For the last several years, politicians and other stakeholders in workforce development have been weighing in on the best way to improve the system in order to produce a more highly skilled workforce and grow our economy. The Workforce Investment Act (WIA) of 1998 has been up for reauthorization since 2003 and, most would agree, the change in the U.S. economy since 1998 warrants changes to the system. House Republicans and Democrats have offered up competing bills on the best way to make improvements to the WIA. The Republican version, H.R. 4297, consolidates over two dozen existing job training programs into a single fund, which would be allocated to states. On June 8, H.R. 4297 was passed in a straight party-line vote by the Education and the Workforce Committee. The bill is set to be moved to a full House vote, although it is uncertain when this will take place.
Any changes to our workforce development system should address the skills gap problem, which evidence shows is preventing U.S. employers from hiring workers. The National Skills Coalition notes this gap hurts job creation and economic growth, which continues to negatively impact the US economy. It also prevents job seekers from obtaining higher paying jobs in fields such as manufacturing because they are not qualified for the positions. Renewed efforts in training and education of the American workforce are seen as answers to closing the skills gap.
Education and training is a main component of the newly released proposal by the Center for American Progress (CAP), a nonpartisan research and educational institute, which details a plan to overhaul the workforce development system. The proposal, “Let’s Get Serious About Our Nation’s Human Capital,” is interesting because of its focus on how workers’ level of human capital directly affects their employment status. This is a much more broad and holistic way to look at the issue, rather than just focusing on workers’ skills or educational levels. The authors, Stephen Steigleder and Louis Soares, recognize that in today’s economy finding a new or better paying job is not as simple as it once was. A combination of increased skills (including hard, soft, and interpersonal), experience, higher levels of education, and the ability to network are key to upward mobility. Consequently, CAP’s main argument for the lack of mobility in low-skilled and low-waged workers is their deficiency in these attributes, or what they call a low level of human capital. The proposal details ways to raise human capital in workers, primarily through increased education, training, and career counseling.

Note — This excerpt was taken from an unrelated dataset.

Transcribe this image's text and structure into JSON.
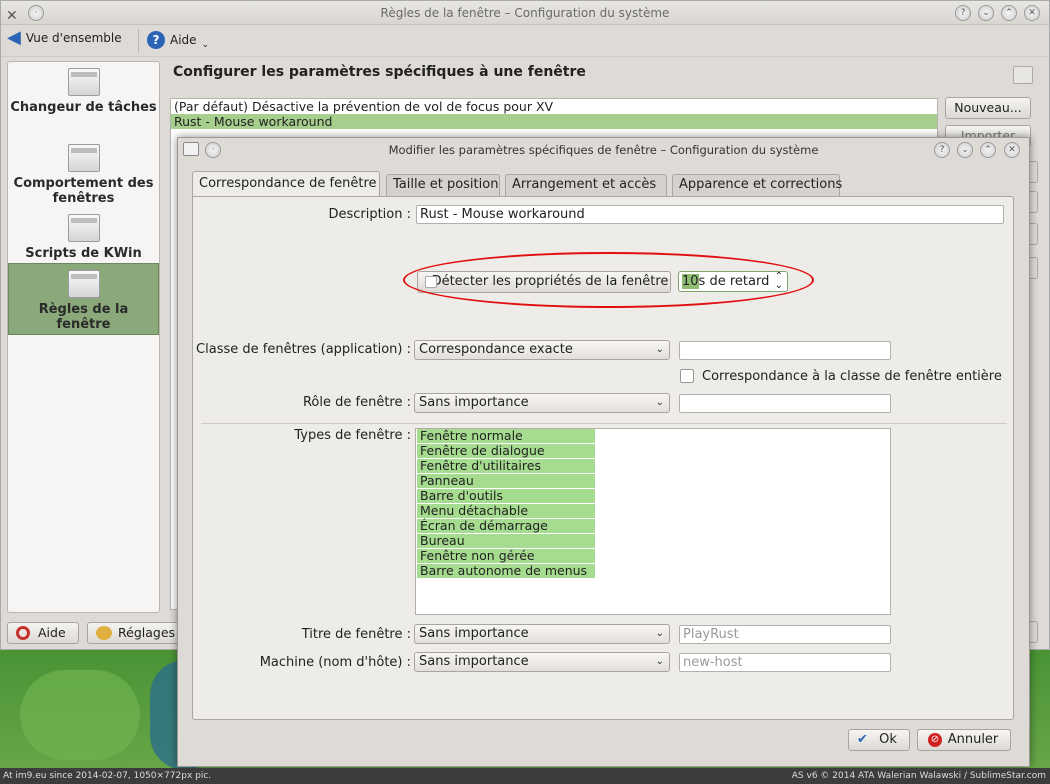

The CAP proposal briefly addresses migrant and seasonal farmworkers as a targeted community. The authors deem the National Farmworker Jobs Program(NFJP), which is the job training program specifically aimed at the addressing the workforce needs of this population, should remain as a national program. They noted it would better serve their unique needs, rather than be lumped into the broader workforce system. This is important because, I would venture to say, farmworkers have some of the lowest human capital in our workforce. Additionally, the average annual earnings of a farmworker are around just $10,000 (USDOL), making it very difficult to even put food on their tables. Many lack formal education, with an average education level of just 7th grade (NAWS); have language barriers; narrow skill sets; and are more isolated from opportunities in other industries due their work history, physical locations, endemic poverty, and migratory patterns.
The goals of the NFJP are to assist farmworkers in finding higher-paying, stable employment which they can retain. But in a broader sense, these NFJP providers are also helping them increase their human capital, which will take them well beyond that first job. A key piece of this for farmworkers is to further their education and skills by obtaining degrees, certificates, or credentials in fields that have been identified as in-demand, according to their local labor market information.

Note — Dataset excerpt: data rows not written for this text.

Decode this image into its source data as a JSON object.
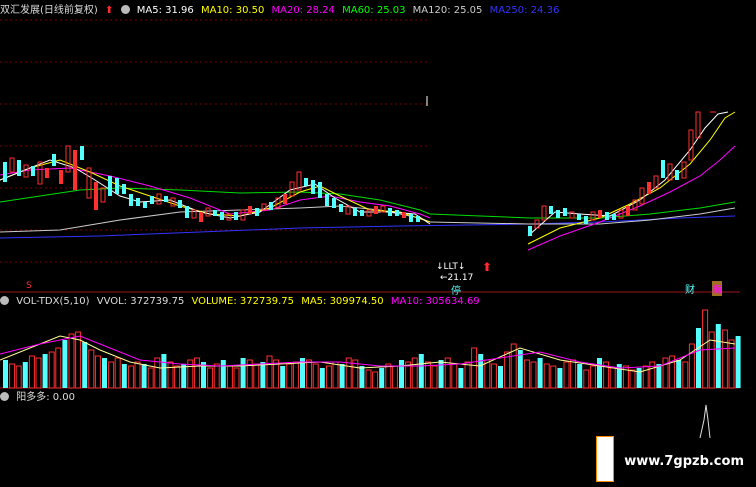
{
  "main_header": {
    "title": "双汇发展(日线前复权)",
    "ma5": "MA5: 31.96",
    "ma10": "MA10: 30.50",
    "ma20": "MA20: 28.24",
    "ma60": "MA60: 25.03",
    "ma120": "MA120: 25.05",
    "ma250": "MA250: 24.36"
  },
  "vol_header": {
    "name": "VOL-TDX(5,10)",
    "vvol": "VVOL: 372739.75",
    "volume": "VOLUME: 372739.75",
    "ma5": "MA5: 309974.50",
    "ma10": "MA10: 305634.69"
  },
  "yang_header": {
    "name": "阳多多",
    "value": ": 0.00"
  },
  "annotations": {
    "price_mark": "←21.17",
    "stop_tag": "停",
    "cai_tag": "财",
    "mei_tag": "梅",
    "s_tag": "S"
  },
  "watermark": "www.7gpzb.com",
  "colors": {
    "ma5": "#ffffff",
    "ma10": "#ffff00",
    "ma20": "#ff00ff",
    "ma60": "#00ff00",
    "ma120": "#cccccc",
    "ma250": "#3333ff",
    "up": "#ff3030",
    "down": "#54ffff"
  }
}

In an ever-competitive job market, it is imperative we help give the underserved and most vulnerable jobseekers our best. This targeted program, with its farmworker-specific services, provides NFJP participants with the know-how to navigate hiring processes with confidence. For those who work with farmworkers, it is more difficult than simply helping customers decide what they want to do; they have barriers to success most traditional jobseekers do not. These professionals who serve our nation’s farmworkers have to think creatively about how they can assist participants in raising their human capital.

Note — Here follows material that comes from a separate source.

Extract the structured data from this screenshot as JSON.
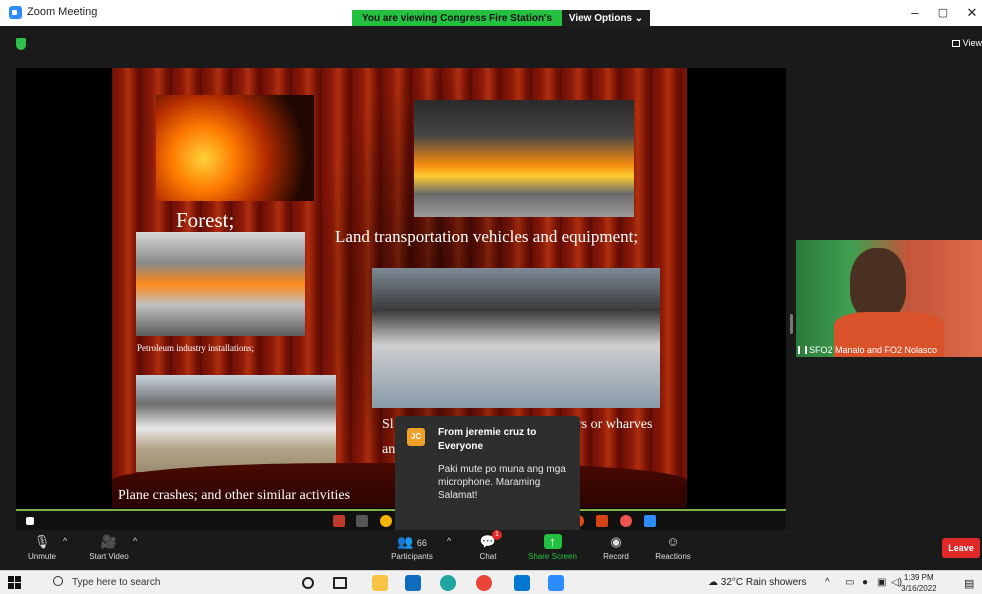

We must always ask: “What more can we do to give them the power and knowledge to continually better their lives long after exiting the program?”